Fluorescent UV lamps and germicidal lamps are sold by many vendors. One source that carries all three of the lamps whose spectra are illustrated in Figure 3 is Cole Parmer Instrument Co. (800-323-4340). They sell 15 watt tubes under the following catalog numbers: G09815-55 (UV-A), G09815-63 (UV-B), and G09815-59 (UV-C). A safe enclosure for using these lamps is described in this volume.
Results of Experiment (Observation):
Experiments are often done in series. A series of experiments can be done by changing one variable a different amount each time. A series of experiments is made up of separate experimental “runs.” During each run you make a measurement of how much the variable affected the system under study. For each run, a different amount of change in the variable is used.
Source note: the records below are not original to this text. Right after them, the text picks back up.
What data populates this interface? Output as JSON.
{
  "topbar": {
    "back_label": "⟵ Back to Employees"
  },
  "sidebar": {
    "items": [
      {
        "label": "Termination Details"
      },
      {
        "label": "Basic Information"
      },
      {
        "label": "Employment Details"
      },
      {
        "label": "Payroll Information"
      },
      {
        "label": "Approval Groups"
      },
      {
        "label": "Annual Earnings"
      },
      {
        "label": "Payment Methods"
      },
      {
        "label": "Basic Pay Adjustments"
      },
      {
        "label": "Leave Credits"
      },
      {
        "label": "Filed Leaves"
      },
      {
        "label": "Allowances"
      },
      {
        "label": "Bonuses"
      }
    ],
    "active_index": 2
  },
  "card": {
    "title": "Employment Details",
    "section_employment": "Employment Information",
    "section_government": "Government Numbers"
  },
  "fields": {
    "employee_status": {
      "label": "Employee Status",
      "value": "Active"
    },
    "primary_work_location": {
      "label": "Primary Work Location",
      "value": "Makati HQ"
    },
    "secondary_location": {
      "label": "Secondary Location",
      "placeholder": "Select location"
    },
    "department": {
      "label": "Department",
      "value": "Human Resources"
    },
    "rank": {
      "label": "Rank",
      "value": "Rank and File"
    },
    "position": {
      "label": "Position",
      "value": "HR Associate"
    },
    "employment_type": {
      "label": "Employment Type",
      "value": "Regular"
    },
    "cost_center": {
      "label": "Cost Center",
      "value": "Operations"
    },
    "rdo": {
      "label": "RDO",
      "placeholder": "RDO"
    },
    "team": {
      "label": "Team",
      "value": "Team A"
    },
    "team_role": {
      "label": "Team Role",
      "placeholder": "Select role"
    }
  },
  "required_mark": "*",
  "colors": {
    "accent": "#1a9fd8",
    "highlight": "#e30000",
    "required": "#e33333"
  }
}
This produces a different amount of response in the system. You measure this response, or record data, in a table for this purpose. This is considered “raw data” since it has not been processed or interpreted yet. When raw data gets processed mathematically, for example, it becomes results.
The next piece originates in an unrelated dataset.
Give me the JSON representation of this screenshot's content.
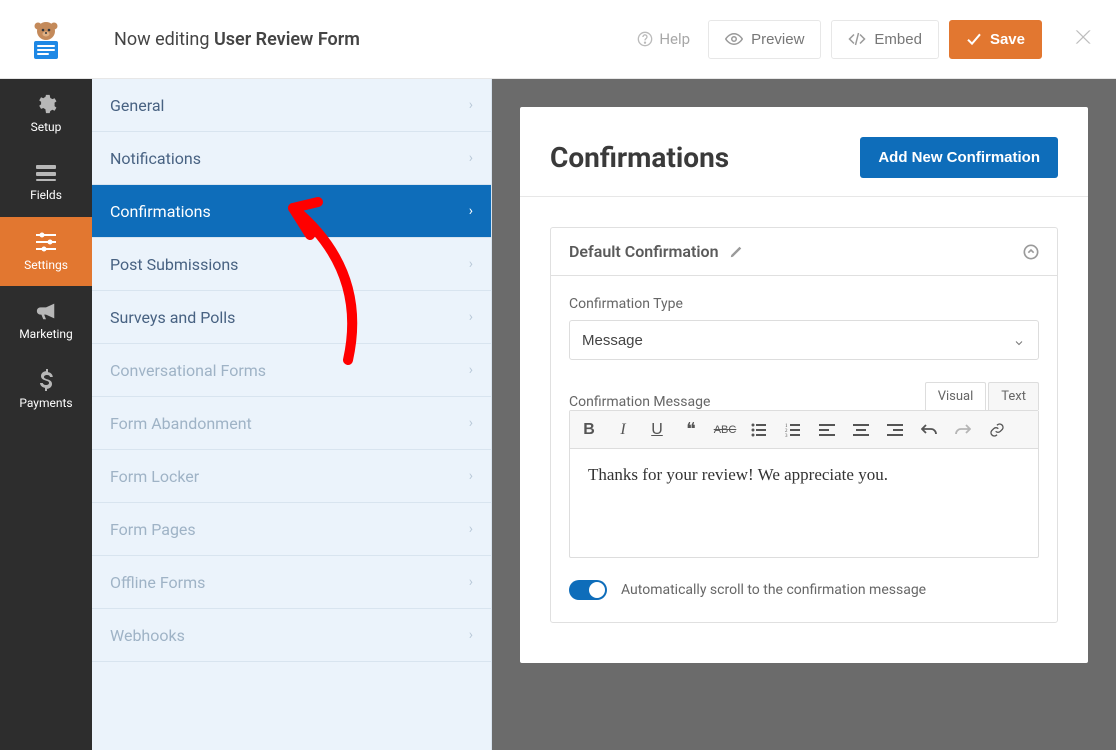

If you do any calculations, you must write your calculations in this section of your report.
Summary of Results:
Summarize what happened. This can be in the form of a table of processed numerical data, or graphs. It could also be a written statement of what occurred during experiments.
It is from calculations using recorded data that tables and graphs are made. Studying tables and graphs, we can see trends that tell us how different variables cause our observations. Based on these trends, we can draw conclusions about the system under study. These conclusions help us confirm or deny our original hypothesis. Often, mathematical equations can be made from graphs. These equations allow us to predict how a change will affect the system without the need to do additional experiments. Advanced levels of experimental science rely heavily on graphical and mathematical analysis of data. At this level, science becomes even more interesting and powerful.
Using the trends in your experimental data and your experimental observations, try to answer your original questions. Is your hypothesis correct? Now is the time to pull together what happened, and assess the experiments you did.
Related Questions & Answers:
What you have learned may allow you to answer other questions. Many questions are related. Several new questions may have occurred to you while doing experiments. You may now be able to understand or verify things that you discovered when gathering information for the project. Questions lead to more questions, which lead to additional hypothesis that need to be tested.
If you did not observe anything different than what happened with your control, the variable you changed may not affect the system you are investigating. If you did not observe a consistent, reproducible trend in your series of experimental runs there may be experimental errors affecting your results. The first thing to check is how you are making your measurements. Is the measurement method questionable or unreliable? Maybe you are reading a scale incorrectly, or maybe the measuring instrument is working erratically.
If you determine that experimental errors are influencing your results, carefully rethink the design of your experiments. Review each step of the procedure to find sources of potential errors. If possible, have a scientist review the procedure with you. Sometimes the designer of an experiment can miss the obvious.